For one thing, the past eight issues have been all about Lana as the reluctant hero, not really wanting her powers and hoping she could ditch them. Now all of a sudden she does a 180, and acts like her editorial raping was physical as well as figurative. All she ever wanted was powers, and all she wants to do is get them back, and she is, oh, so terribly incomplete without them. Sheesh, if we were going to completely change the character Lana has been established to be so much that this feels like an Elseworlds story, why not pick an Earth where she still has super-powers, and just carry on from there? I mean, hell, if CW viewers can grasp the concept of Supergirl and Flash living in different realities, surely hard core comic book readers can deal with Superman and Superwoman taking place on two different Earths.

But there’s more. Lana starts the issue being kind of a jerk to poor John Henry.

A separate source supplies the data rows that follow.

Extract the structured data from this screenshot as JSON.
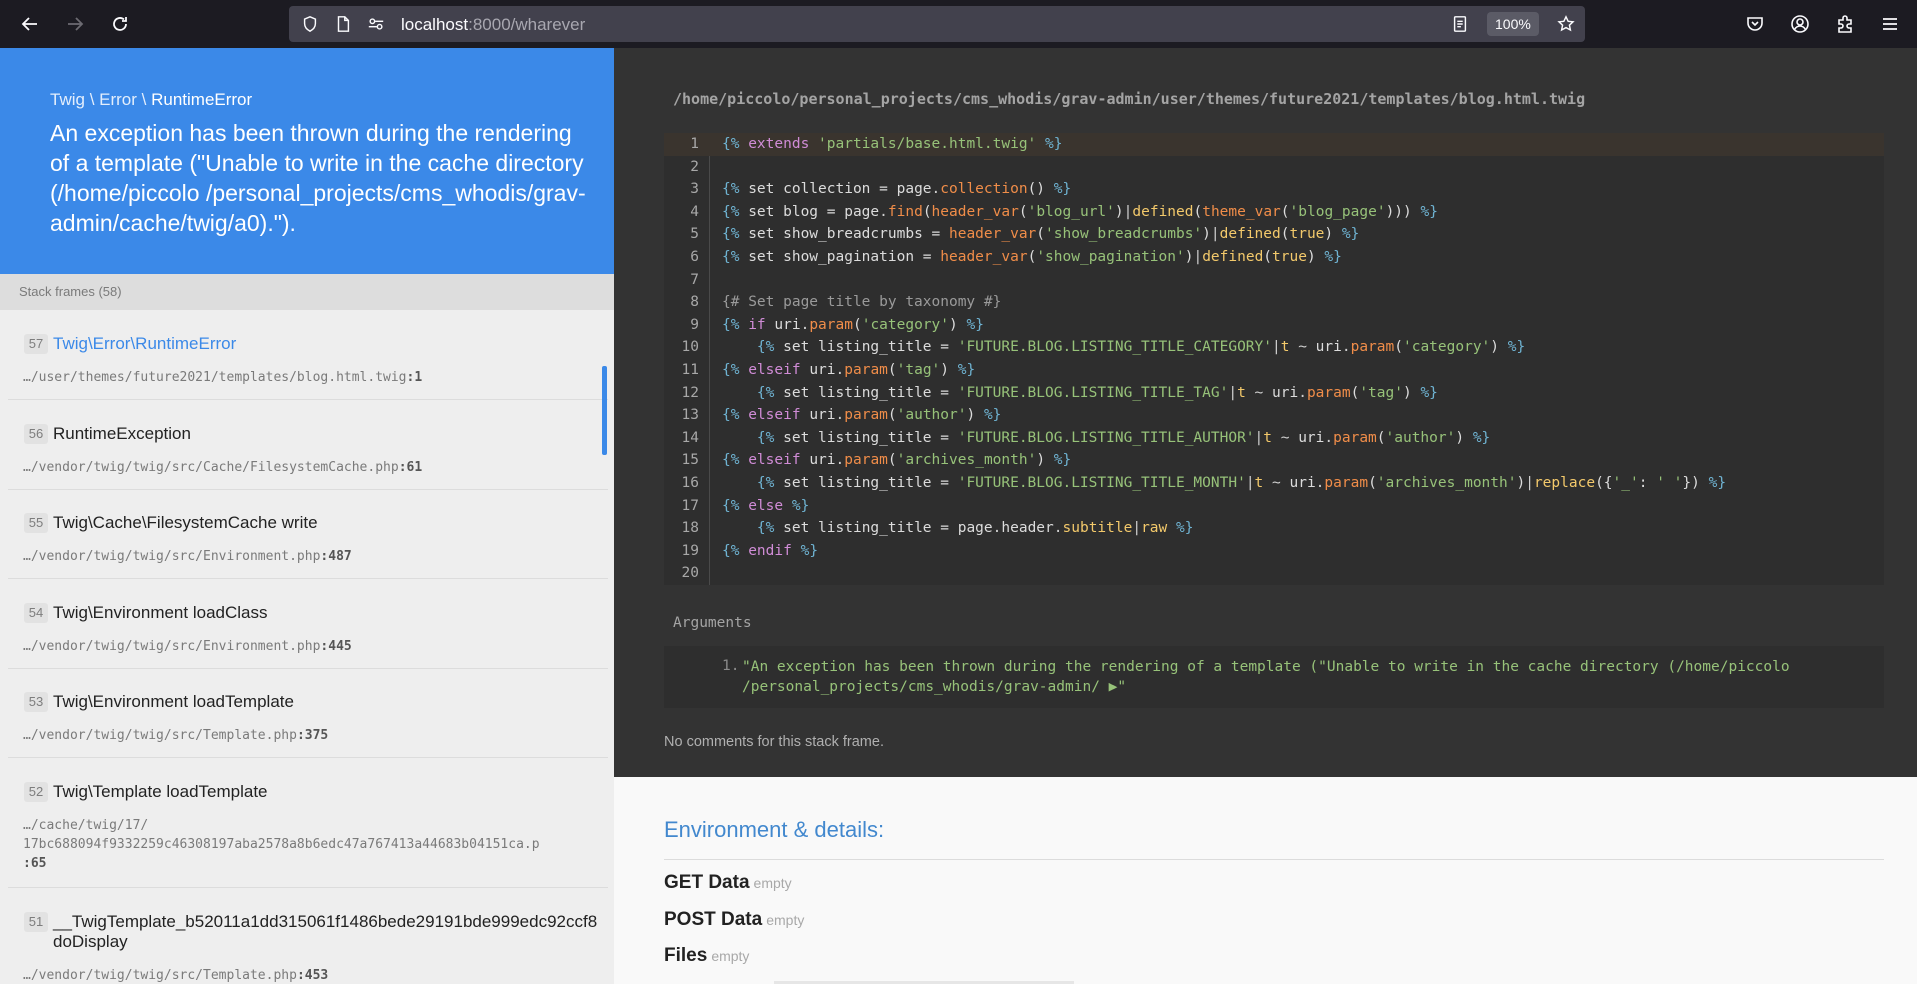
{
  "browser": {
    "url_host": "localhost",
    "url_rest": ":8000/wharever",
    "zoom": "100%"
  },
  "exception": {
    "namespace_1": "Twig",
    "namespace_2": "Error",
    "class": "RuntimeError",
    "message": "An exception has been thrown during the rendering of a template (\"Unable to write in the cache directory (/home/piccolo /personal_projects/cms_whodis/grav-admin/cache/twig/a0).\")."
  },
  "frames_header": "Stack frames (58)",
  "frames": [
    {
      "num": "57",
      "name": "Twig\\Error\\RuntimeError",
      "file": "…/user/themes/future2021/templates/blog.html.twig",
      "line": ":1"
    },
    {
      "num": "56",
      "name": "RuntimeException",
      "file": "…/vendor/twig/twig/src/Cache/FilesystemCache.php",
      "line": ":61"
    },
    {
      "num": "55",
      "name": "Twig\\Cache\\FilesystemCache write",
      "file": "…/vendor/twig/twig/src/Environment.php",
      "line": ":487"
    },
    {
      "num": "54",
      "name": "Twig\\Environment loadClass",
      "file": "…/vendor/twig/twig/src/Environment.php",
      "line": ":445"
    },
    {
      "num": "53",
      "name": "Twig\\Environment loadTemplate",
      "file": "…/vendor/twig/twig/src/Template.php",
      "line": ":375"
    },
    {
      "num": "52",
      "name": "Twig\\Template loadTemplate",
      "file": "…/cache/twig/17/",
      "file_2": "17bc688094f9332259c46308197aba2578a8b6edc47a767413a44683b04151ca.p",
      "line": ":65"
    },
    {
      "num": "51",
      "name": "__TwigTemplate_b52011a1dd315061f1486bede29191bde999edc92ccf8",
      "name_2": "doDisplay",
      "file": "…/vendor/twig/twig/src/Template.php",
      "line": ":453"
    }
  ],
  "code": {
    "file_path": "/home/piccolo/personal_projects/cms_whodis/grav-admin/user/themes/future2021/templates/blog.html.twig",
    "line_numbers": [
      "1",
      "2",
      "3",
      "4",
      "5",
      "6",
      "7",
      "8",
      "9",
      "10",
      "11",
      "12",
      "13",
      "14",
      "15",
      "16",
      "17",
      "18",
      "19",
      "20"
    ],
    "args_label": "Arguments",
    "arg_index": "1.",
    "arg_value_line1": "\"An exception has been thrown during the rendering of a template (\"Unable to write in the cache directory (/home/piccolo",
    "arg_value_line2": "/personal_projects/cms_whodis/grav-admin/ ▶\"",
    "no_comments": "No comments for this stack frame."
  },
  "environment": {
    "title": "Environment & details:",
    "rows": [
      {
        "label": "GET Data",
        "value": "empty"
      },
      {
        "label": "POST Data",
        "value": "empty"
      },
      {
        "label": "Files",
        "value": "empty"
      }
    ]
  }
}
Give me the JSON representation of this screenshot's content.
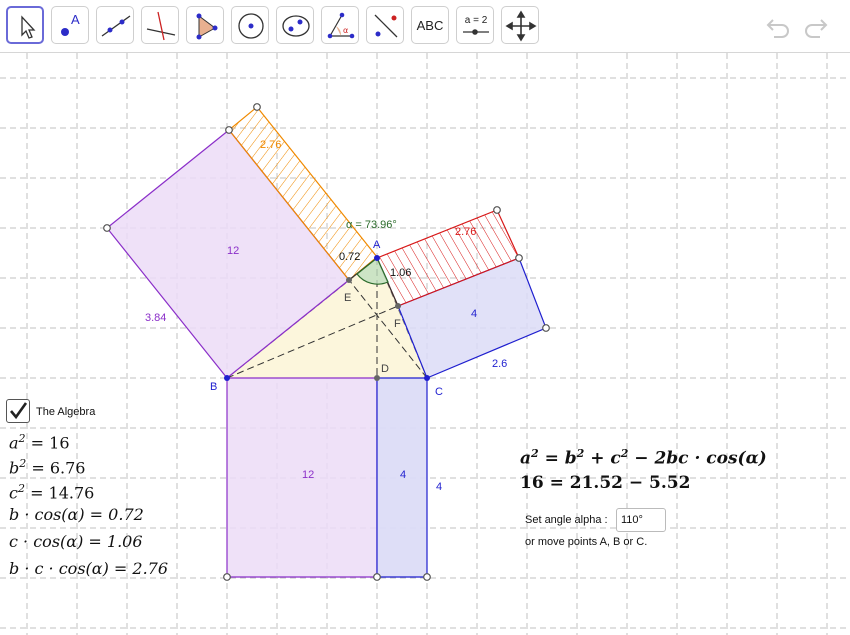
{
  "toolbar": {
    "tools": [
      {
        "name": "move-tool",
        "icon": "cursor-icon"
      },
      {
        "name": "point-tool",
        "icon": "point-icon",
        "label": "A"
      },
      {
        "name": "line-tool",
        "icon": "line-icon"
      },
      {
        "name": "perpendicular-tool",
        "icon": "perpendicular-icon"
      },
      {
        "name": "polygon-tool",
        "icon": "polygon-icon"
      },
      {
        "name": "circle-tool",
        "icon": "circle-icon"
      },
      {
        "name": "ellipse-tool",
        "icon": "ellipse-icon"
      },
      {
        "name": "angle-tool",
        "icon": "angle-icon",
        "label": "α"
      },
      {
        "name": "reflect-tool",
        "icon": "reflect-icon"
      },
      {
        "name": "text-tool",
        "icon": "text-icon",
        "label": "ABC"
      },
      {
        "name": "slider-tool",
        "icon": "slider-icon",
        "label": "a = 2"
      },
      {
        "name": "move-view-tool",
        "icon": "move-view-icon"
      }
    ],
    "undo_icon": "undo-icon",
    "redo_icon": "redo-icon"
  },
  "geometry": {
    "points": {
      "A": "A",
      "B": "B",
      "C": "C",
      "D": "D",
      "E": "E",
      "F": "F"
    },
    "alpha_label": "α = 73.96°",
    "values": {
      "orange_rect_label": "2.76",
      "red_rect_label": "2.76",
      "left_square_label": "12",
      "left_side_label": "3.84",
      "right_square_label": "4",
      "right_side_label": "2.6",
      "bottom_left_label": "12",
      "bottom_right_label": "4",
      "bottom_side_label": "4",
      "proj_b_label": "0.72",
      "proj_c_label": "1.06"
    }
  },
  "algebra": {
    "checkbox_label": "The Algebra",
    "checked": true,
    "lines": [
      {
        "lhs_base": "a",
        "lhs_exp": "2",
        "rhs": "= 16"
      },
      {
        "lhs_base": "b",
        "lhs_exp": "2",
        "rhs": "= 6.76"
      },
      {
        "lhs_base": "c",
        "lhs_exp": "2",
        "rhs": "= 14.76"
      },
      {
        "text": "b · cos(α) = 0.72"
      },
      {
        "text": "c · cos(α) = 1.06"
      },
      {
        "text": "b · c · cos(α) = 2.76"
      }
    ]
  },
  "law": {
    "line1_a": "a",
    "line1_rest_1": " = b",
    "line1_rest_2": " + c",
    "line1_rest_3": " − 2bc · cos(α)",
    "exp": "2",
    "line2": "16 = 21.52 − 5.52"
  },
  "controls": {
    "alpha_label": "Set angle alpha :",
    "alpha_value": "110°",
    "hint": "or move points A, B or C."
  },
  "colors": {
    "grid": "#c0c0c0",
    "purple": "#8b2fc9",
    "purple_fill": "#ecdcf7",
    "blue": "#1f1fcf",
    "blue_fill": "#dcdcf7",
    "orange": "#f08a00",
    "red": "#d81818",
    "triangle_fill": "#fcf6dc",
    "angle_green": "#2b6b2b",
    "accent": "#6a6ad8"
  }
}
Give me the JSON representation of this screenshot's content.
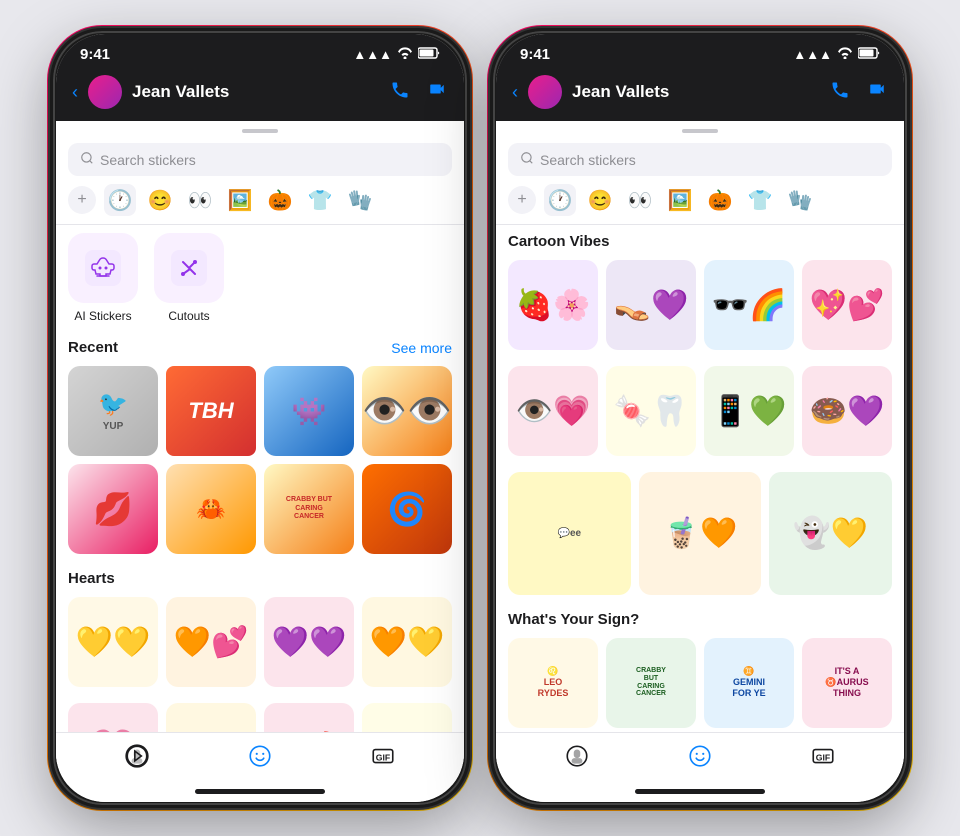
{
  "phone1": {
    "statusBar": {
      "time": "9:41",
      "signal": "▲▲▲",
      "wifi": "wifi",
      "battery": "battery"
    },
    "nav": {
      "backLabel": "‹",
      "title": "Jean Vallets",
      "callIcon": "📞",
      "videoIcon": "📷"
    },
    "search": {
      "placeholder": "Search stickers",
      "icon": "🔍"
    },
    "tabs": {
      "addLabel": "+",
      "icons": [
        "🕐",
        "😊",
        "👀",
        "🖼️",
        "🎃",
        "👕",
        "🧤"
      ]
    },
    "aiSection": {
      "items": [
        {
          "label": "AI Stickers",
          "icon": "✂️"
        },
        {
          "label": "Cutouts",
          "icon": "✂️"
        }
      ]
    },
    "recent": {
      "title": "Recent",
      "seeMore": "See more"
    },
    "hearts": {
      "title": "Hearts"
    },
    "toolbar": {
      "items": [
        "mask",
        "sticker",
        "gif"
      ]
    }
  },
  "phone2": {
    "statusBar": {
      "time": "9:41"
    },
    "nav": {
      "title": "Jean Vallets"
    },
    "search": {
      "placeholder": "Search stickers"
    },
    "sections": {
      "cartoonVibes": "Cartoon Vibes",
      "whatsYourSign": "What's Your Sign?"
    }
  },
  "colors": {
    "accent": "#0a84ff",
    "navBg": "#1c1c1e",
    "gradientStart": "#ff006e",
    "gradientEnd": "#ff6b00"
  }
}
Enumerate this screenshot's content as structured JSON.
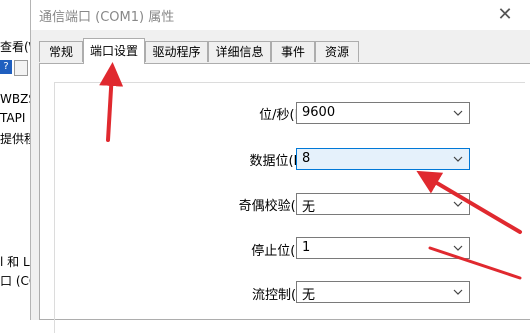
{
  "background_app": {
    "fragments": [
      "查看(\\",
      "WBZS",
      "TAPI",
      "提供程",
      "l 和 L",
      "口 (CO"
    ]
  },
  "dialog": {
    "title": "通信端口 (COM1) 属性",
    "tabs": [
      {
        "label": "常规",
        "active": false
      },
      {
        "label": "端口设置",
        "active": true
      },
      {
        "label": "驱动程序",
        "active": false
      },
      {
        "label": "详细信息",
        "active": false
      },
      {
        "label": "事件",
        "active": false
      },
      {
        "label": "资源",
        "active": false
      }
    ],
    "settings": [
      {
        "label": "位/秒(B):",
        "value": "9600"
      },
      {
        "label": "数据位(D):",
        "value": "8"
      },
      {
        "label": "奇偶校验(P):",
        "value": "无"
      },
      {
        "label": "停止位(S):",
        "value": "1"
      },
      {
        "label": "流控制(F):",
        "value": "无"
      }
    ]
  },
  "colors": {
    "arrow": "#e0292f",
    "focus_border": "#0078d7",
    "dialog_bg": "#f0f0f0"
  },
  "icons": {
    "close": "close-icon",
    "dropdown": "chevron-down-icon"
  }
}
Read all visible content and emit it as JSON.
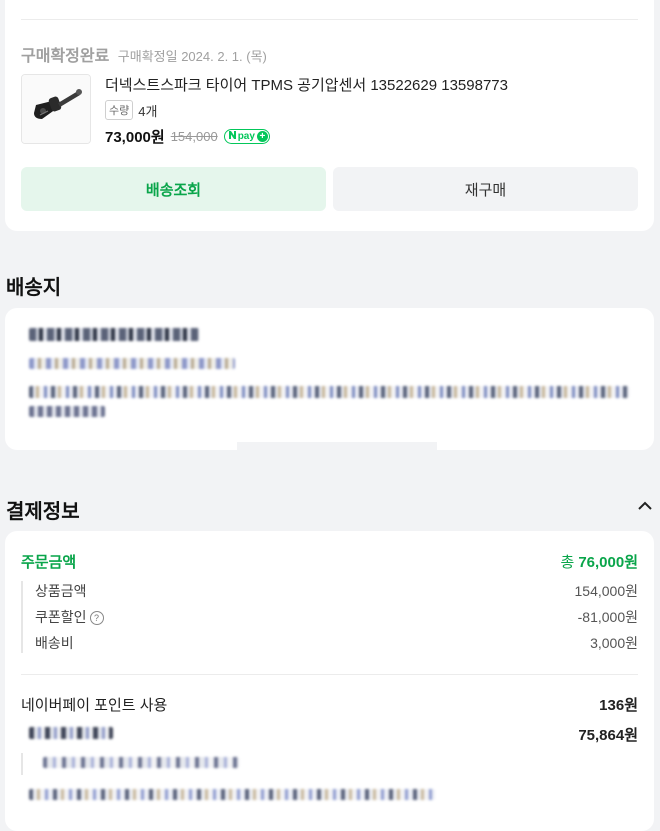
{
  "order": {
    "status": "구매확정완료",
    "confirm_date": "구매확정일 2024. 2. 1. (목)",
    "product_name": "더넥스트스파크 타이어 TPMS 공기압센서 13522629 13598773",
    "qty_label": "수량",
    "qty_value": "4개",
    "price": "73,000원",
    "original_price": "154,000",
    "npay_logo_text": "pay",
    "buttons": {
      "track": "배송조회",
      "rebuy": "재구매"
    }
  },
  "shipping": {
    "title": "배송지"
  },
  "payment": {
    "title": "결제정보",
    "order_amount_label": "주문금액",
    "order_total_prefix": "총",
    "order_total": "76,000원",
    "items": [
      {
        "label": "상품금액",
        "value": "154,000원"
      },
      {
        "label": "쿠폰할인",
        "value": "-81,000원"
      },
      {
        "label": "배송비",
        "value": "3,000원"
      }
    ],
    "point_label": "네이버페이 포인트 사용",
    "point_value": "136원",
    "final_value": "75,864원"
  },
  "colors": {
    "accent_green": "#09a54a",
    "npay_green": "#03c75a",
    "track_bg": "#e5f6ec",
    "page_bg": "#f2f3f5"
  },
  "icons": {
    "chevron": "chevron-up-icon",
    "help": "question-circle-icon",
    "product": "tpms-sensor-image"
  }
}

That much, as least, hasn’t changed. She’s been awful to him from the start. I don’t see why he sticks around. He should change his code name form Steel to Cuckold. So ol’ J.H. calls in Lana’s ex-boyfriend to cheer her up. (See — Cuckold!). Well, there’s a side story about Maggie Sawyer and the Atomic Skill of Metro S.C.U. pursuing some baddies about something for some reason, and all blows up from the sewers into the streets right next to where Superman and Lana happen to be. Super plot convenience is super convenient! So, Superman rushes in to clobber the bad guy while Lana safeguards some kids from central casting he had shown her as they were playing Superwoman, thereby proving to herself she’s, like, all for totes useful even without powers, and stuff.

Funny thing is, Perkins seems to have realized the absurdity of what she’s written as she actually has Lana wonder how Superman managed to coordinate the confrontation to prove his point. And the issue ends with her feeling like a true Superwoman, powers or not. Yaaaayy. Tears of Joy and Daytime Emmys all around.

Meanwhile, the art is okay. I don’t hate it. There’s weirdness like a leg on Superman here, an arm on Atomic Skull there, that are not anything near in proportion to the character’s body. And there’s an unintentionally funny panel of a kid who’s not even sitting on a swing saying, “Look! I’m flying as high as Superwoman!” But that’s probably not Segova’s fault, and the panels do an otherwise decent job of advancing the story and conveying emotion. Much of that is apparently due to Thibert I imagine. I’m not familiar with Segova, frankly (although I feel pretty certain from this issue he’s never hauled a bale of hay), but I’ve seen Art’s art line for a lot of years, and certain faces, especially near the end of the book, look a lot like his style.

DC should have just canceled this book the moment it decided it was going to tip over the narrative apple cart upon which this entire series was based. Of course, considering where sales were, and given the price hike to $3.99, I don’t expect cancellation is that far off, regardless.

Duke Harrington

A newspaper reporter since 2004, Duke Harrington currently writes for the Kennebunk Post and the South Portland Sentry. He lives in Western Maine with one wife, one dog, two cats, and 19,237 comic books.